In Perth to address a 50th anniversary celebration for Western Australia's union movement, Mr Hawke savaged the decision of Tony Abbott to shelve Labor's four-year Better Schools scheme, signed with the majority of states and territories.
And the former Labor PM said it was not a time for Labor to be "apologetic" about its history, but to tell it louder than ever in the face of a conservative government which intended to cast the unions as "the enemy".
On Sunday, Mr Abbott denied his government was backing away from a pre-election education commitment saying he was determined to "to keep the promise that we made, not the promise that some people thought we made".
Mr Hawke said it was clearly a broken promise.
"Julia Gillard made some mistakes of course, but one of the great contributions she made was to move forward the education revolution, to ensure that what Labor had started over the years in creating equality of opportunity should be strengthened," Mr Hawke said.
"What we are witnessing now at the national level is the blatant breaking of a promise that was made during the election.
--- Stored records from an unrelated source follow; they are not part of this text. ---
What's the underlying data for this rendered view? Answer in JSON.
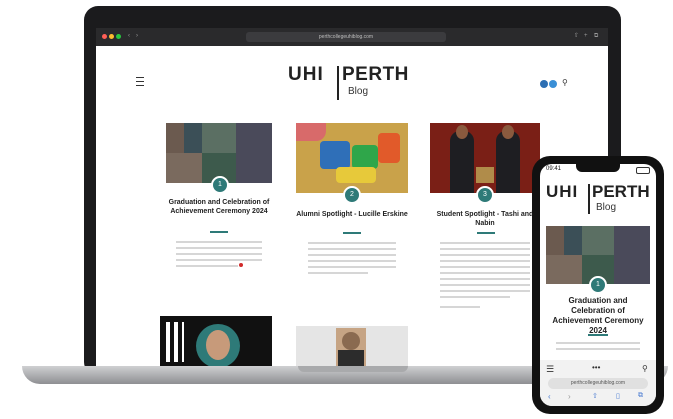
{
  "browser": {
    "url": "perthcollegeuhiblog.com"
  },
  "site": {
    "logo_left": "UHI",
    "logo_right": "PERTH",
    "subtitle": "Blog"
  },
  "posts": [
    {
      "number": "1",
      "title": "Graduation and Celebration of Achievement Ceremony 2024"
    },
    {
      "number": "2",
      "title": "Alumni Spotlight - Lucille Erskine"
    },
    {
      "number": "3",
      "title": "Student Spotlight - Tashi and Nabin"
    }
  ],
  "phone": {
    "status_time": "09:41",
    "logo_left": "UHI",
    "logo_right": "PERTH",
    "subtitle": "Blog",
    "post_number": "1",
    "post_title": "Graduation and Celebration of Achievement Ceremony 2024",
    "url": "perthcollegeuhiblog.com"
  },
  "colors": {
    "accent": "#2e7a78",
    "social_blue": "#2c6fb3"
  }
}
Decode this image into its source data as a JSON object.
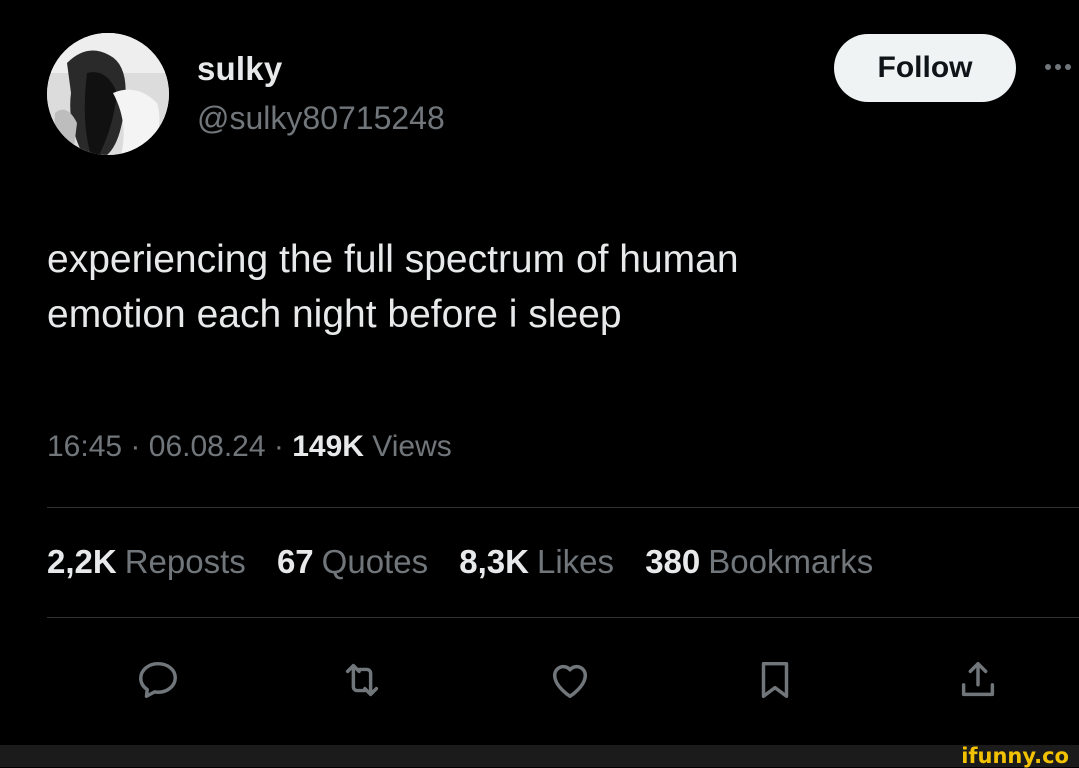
{
  "author": {
    "name": "sulky",
    "handle": "@sulky80715248"
  },
  "follow_button": {
    "label": "Follow"
  },
  "tweet": {
    "text_line_1": "experiencing the full spectrum of human",
    "text_line_2": "emotion each night before i sleep"
  },
  "meta": {
    "time": "16:45",
    "separator": "·",
    "date": "06.08.24",
    "views_count": "149K",
    "views_label": "Views"
  },
  "stats": [
    {
      "count": "2,2K",
      "label": "Reposts"
    },
    {
      "count": "67",
      "label": "Quotes"
    },
    {
      "count": "8,3K",
      "label": "Likes"
    },
    {
      "count": "380",
      "label": "Bookmarks"
    }
  ],
  "actions": {
    "reply_icon": "reply-icon",
    "repost_icon": "repost-icon",
    "like_icon": "heart-icon",
    "bookmark_icon": "bookmark-icon",
    "share_icon": "share-icon"
  },
  "watermark": "ifunny.co",
  "colors": {
    "background": "#000000",
    "primary_text": "#e7e9ea",
    "secondary_text": "#71767b",
    "follow_bg": "#eff3f4",
    "watermark": "#f2c200"
  }
}
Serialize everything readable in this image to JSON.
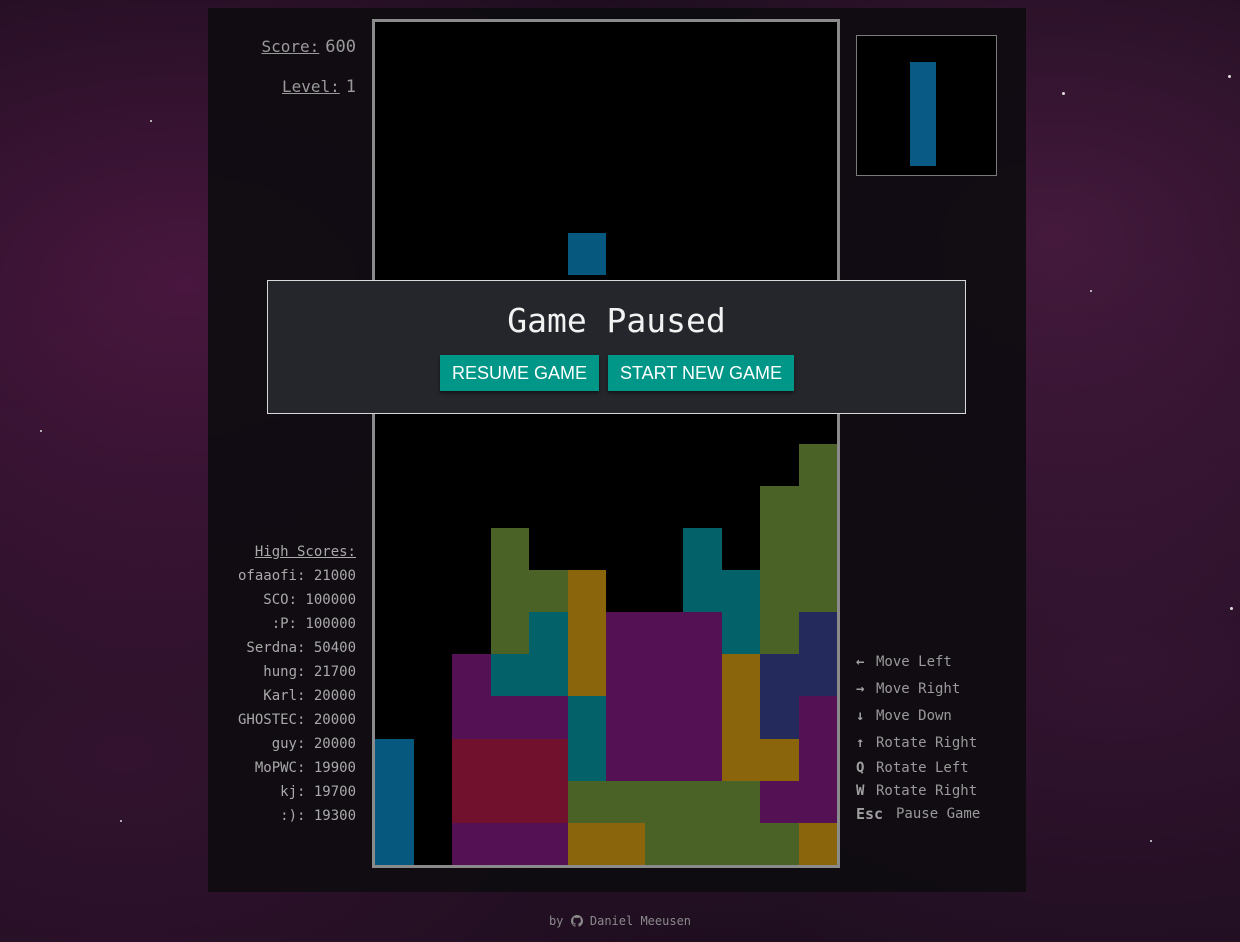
{
  "score": {
    "label": "Score:",
    "value": "600"
  },
  "level": {
    "label": "Level:",
    "value": "1"
  },
  "high_scores": {
    "title": "High Scores:",
    "entries": [
      "ofaaofi: 21000",
      "SCO: 100000",
      ":P: 100000",
      "Serdna: 50400",
      "hung: 21700",
      "Karl: 20000",
      "GHOSTEC: 20000",
      "guy: 20000",
      "MoPWC: 19900",
      "kj: 19700",
      ":): 19300"
    ]
  },
  "controls": [
    {
      "key": "←",
      "icon": "arrow-left-icon",
      "label": "Move Left"
    },
    {
      "key": "→",
      "icon": "arrow-right-icon",
      "label": "Move Right"
    },
    {
      "key": "↓",
      "icon": "arrow-down-icon",
      "label": "Move Down"
    },
    {
      "key": "↑",
      "icon": "arrow-up-icon",
      "label": "Rotate Right"
    },
    {
      "key": "Q",
      "icon": "q-key-icon",
      "label": "Rotate Left"
    },
    {
      "key": "W",
      "icon": "w-key-icon",
      "label": "Rotate Right"
    },
    {
      "key": "Esc",
      "icon": "esc-key-icon",
      "label": "Pause Game"
    }
  ],
  "pause_dialog": {
    "title": "Game Paused",
    "resume_label": "RESUME GAME",
    "new_game_label": "START NEW GAME"
  },
  "footer": {
    "by": "by",
    "author": "Daniel Meeusen",
    "icon": "github-icon"
  },
  "colors": {
    "I": "#07587e",
    "Z": "#4b6226",
    "T": "#036169",
    "O": "#8a650c",
    "S": "#541254",
    "J": "#252a5c",
    "L": "#72112e",
    "accent": "#009688"
  },
  "board": {
    "columns": 12,
    "rows": 20,
    "rows_grid": [
      "............",
      "............",
      "............",
      "............",
      "............",
      ".....I......",
      "............",
      "............",
      "............",
      "............",
      "...........Z",
      "..........ZZ",
      "...Z....T.ZZ",
      "...ZZO..TTZZ",
      "...ZTOSSSTZJ",
      "..STTOSSSOJJ",
      "..SSSTSSSOJS",
      "I.LLLTSSSOOS",
      "I.LLLZZZZZSS",
      "I.SSSOOZZZZO"
    ]
  },
  "next_piece": {
    "shape": "I",
    "orientation": "vertical"
  }
}
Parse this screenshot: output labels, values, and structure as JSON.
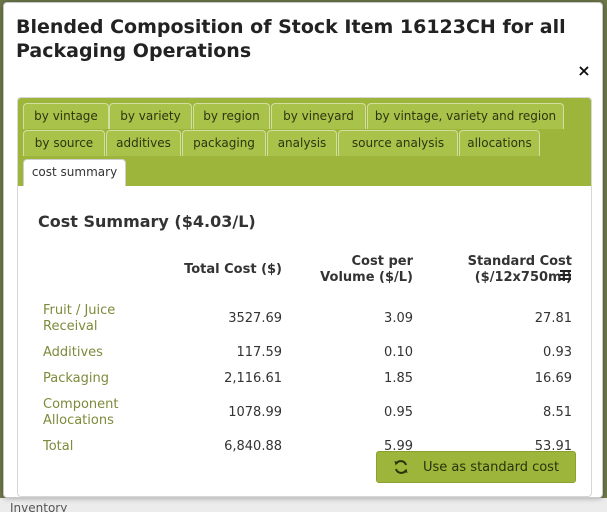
{
  "background": {
    "footer_text": "Inventory"
  },
  "dialog": {
    "title": "Blended Composition of Stock Item 16123CH for all Packaging Operations",
    "close_symbol": "×"
  },
  "tabs": [
    {
      "label": "by vintage"
    },
    {
      "label": "by variety"
    },
    {
      "label": "by region"
    },
    {
      "label": "by vineyard"
    },
    {
      "label": "by vintage, variety and region"
    },
    {
      "label": "by source"
    },
    {
      "label": "additives"
    },
    {
      "label": "packaging"
    },
    {
      "label": "analysis"
    },
    {
      "label": "source analysis"
    },
    {
      "label": "allocations"
    },
    {
      "label": "cost summary",
      "active": true
    }
  ],
  "cost_summary": {
    "title": "Cost Summary ($4.03/L)",
    "columns": {
      "total_cost": "Total Cost ($)",
      "cost_per_volume": "Cost per Volume ($/L)",
      "standard_cost": "Standard Cost ($/12x750ml)"
    },
    "rows": [
      {
        "label": "Fruit / Juice Receival",
        "total": "3527.69",
        "per_volume": "3.09",
        "standard": "27.81"
      },
      {
        "label": "Additives",
        "total": "117.59",
        "per_volume": "0.10",
        "standard": "0.93"
      },
      {
        "label": "Packaging",
        "total": "2,116.61",
        "per_volume": "1.85",
        "standard": "16.69"
      },
      {
        "label": "Component Allocations",
        "total": "1078.99",
        "per_volume": "0.95",
        "standard": "8.51"
      },
      {
        "label": "Total",
        "total": "6,840.88",
        "per_volume": "5.99",
        "standard": "53.91"
      }
    ],
    "button_label": "Use as standard cost"
  },
  "colors": {
    "accent": "#9cb53a",
    "row_label": "#7d8a3a"
  }
}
"And it is the creation of a situation where we will again have an education system marked by discrimination ... where the capacity of a child to have his or her talents developed will depend too much on the size of the parental wallet."
Mr Hawke said he envisaged a country going backwards under Mr Abbott.
"The battles are not finished and we are now faced in this state and nationally with the conservatives who want again to go backwards," Mr Hawke said.
"They want to see this great trade union movement that has made this country what it is, they want to cast it as an enemy."
And Mr Hawke said that meant Labor should increase the volume.
"This is not a time for the Labor movement to be apologetic and go backwards. This is the time when we should be going on the front foot," Mr Hawke said.
"We should be out there telling our story and telling it strongly."
To the delight of the gathered audience, which included ACTU president Ged Kearney and WA's Labor leader Mark McGowan, the 83 year-old then led a rendition of all three verses of "Solidarity".